We don’t need to tell you that biking is becoming a much more popular recreational activity in the state of Iowa. As a result, we believe it is important that bicyclists have the opportunity have their voices heard in what is Iowa’s largest recreational funding program.
Below is a press release announcing meetings being held around the state to garner continued support for a very instrumental state recreation program.
The Resource Enhancement and Protection fund (REAP) has been around for 24 years, supporting conservation and recreation in communities and counties across the state. Of the $20 million annual allocation, an average of $12 million has actually been appropriated to the Department of Natural Resources over the years. The funds are split between several state agencies to further conservation, recreation, soil & water quality and historical projects. REAP has been instrumental in supporting the biking community through local and regional trail projects across the state.

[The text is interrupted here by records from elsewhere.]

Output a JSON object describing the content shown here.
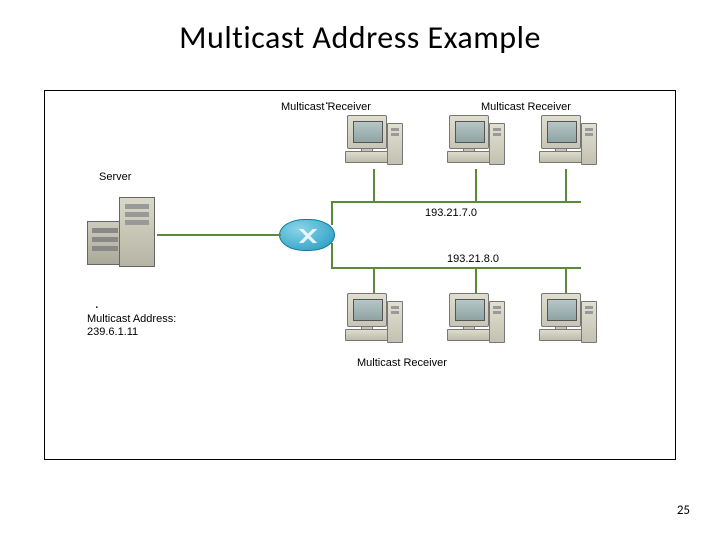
{
  "title": "Multicast Address Example",
  "labels": {
    "server": "Server",
    "receiver_top1": "Multicast Receiver",
    "receiver_top2": "Multicast Receiver",
    "receiver_bottom": "Multicast Receiver",
    "mcast_addr_line1": "Multicast Address:",
    "mcast_addr_line2": "239.6.1.11",
    "net1": "193.21.7.0",
    "net2": "193.21.8.0"
  },
  "slide_number": "25"
}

REAP wants to hear from those who have benefited from the program. Next year is the 25th Anniversary of REAP, let’s make sure that when the REAP Congress meets in January, the priorities are set and the accomplishments are highlighted. Below is a press release on the meetings and a list of the remaining REAP assembly meetings. Please grab your neighbor, biking buddy or children and attend one near you!
REAP ANNOUNCES 18 MEETINGS ACROSS STATE
MEDIA CONTACT: Tammie Krausman, DNR, at 515-281-8382 or Tammie.Krausman@dnr.iowa.gov
DES MOINES - The public will have a chance to shape the future of Iowa’s conservation and outdoor recreation at any of the 18 Resource Enhancement and Protection (REAP) assemblies this fall.
REAP is a program that provides grants for and encourages enhancing and protecting Iowa’s natural and cultural resources. The assemblies will show local impacts of REAP.
“We get the opportunity to go out to the public to talk about REAP’s local impact,” said Tammie Krausman, REAP coordinator.
The assemblies will also allow attendees to voice ideas for changes and modifications to REAP and its programs.
“People who are passionate about conservation and outdoor recreation should get involved to make decisions on what’s happening locally,” said Krausman.
The assemblies will also allow participants to elect five members for REAP Congress. REAP Congress will meet Jan. 4 at the state capitol to talk about a variety of conservation topics such as soil conservation, water quality and outdoor recreation.
Next year is the 25th anniversary of REAP, so the meetings will reflect on REAP’s accomplishments. They will also look to the future.
“REAP is as relevant today as it was 24 years ago, and the needs are still as great,” said Krausman.
All 18 assemblies are open to the public and will have open houses from 6 to 6:30 p.m. The assembly will be held from 6:30 to 8 p.m.
REAP received $16 million for fiscal year 2014 (July 1, 2013 to June 2014). In addition to projects that enhance and protect resources, funding also goes to enhance soil and water quality, historic preservation, roadside vegetation and several other programs that are beneficial to Iowa. REAP has funded projects in every county in Iowa.
People can get involved in REAP outside the assemblies as well. “Most counties have a REAP committee where, if they want to talk more about these things, they can,” Krausman said.
County REAP committee chair person contacts can be found on the DNR’s website at http://www.iowadnr.gov/Portals/idnr/uploads/REAP/2012%20REAP%20County%20Chairs.pdf
The remaining meeting locations and dates are listed below. Additional meeting details can be found at: http://www.iowadnr.gov/Environment/REAP/REAPPublicParticipation.aspx.
Afton, Nov. 12
Muscatine, Oct. 22
Burlington, Oct. 23
Fairfield, Oct. 24
Shenandoah, Oct. 28
Council Bluffs, Oct. 29
Fort Dodge, Nov. 5
Lovilia, Nov. 6
West Des Moines, Nov. 13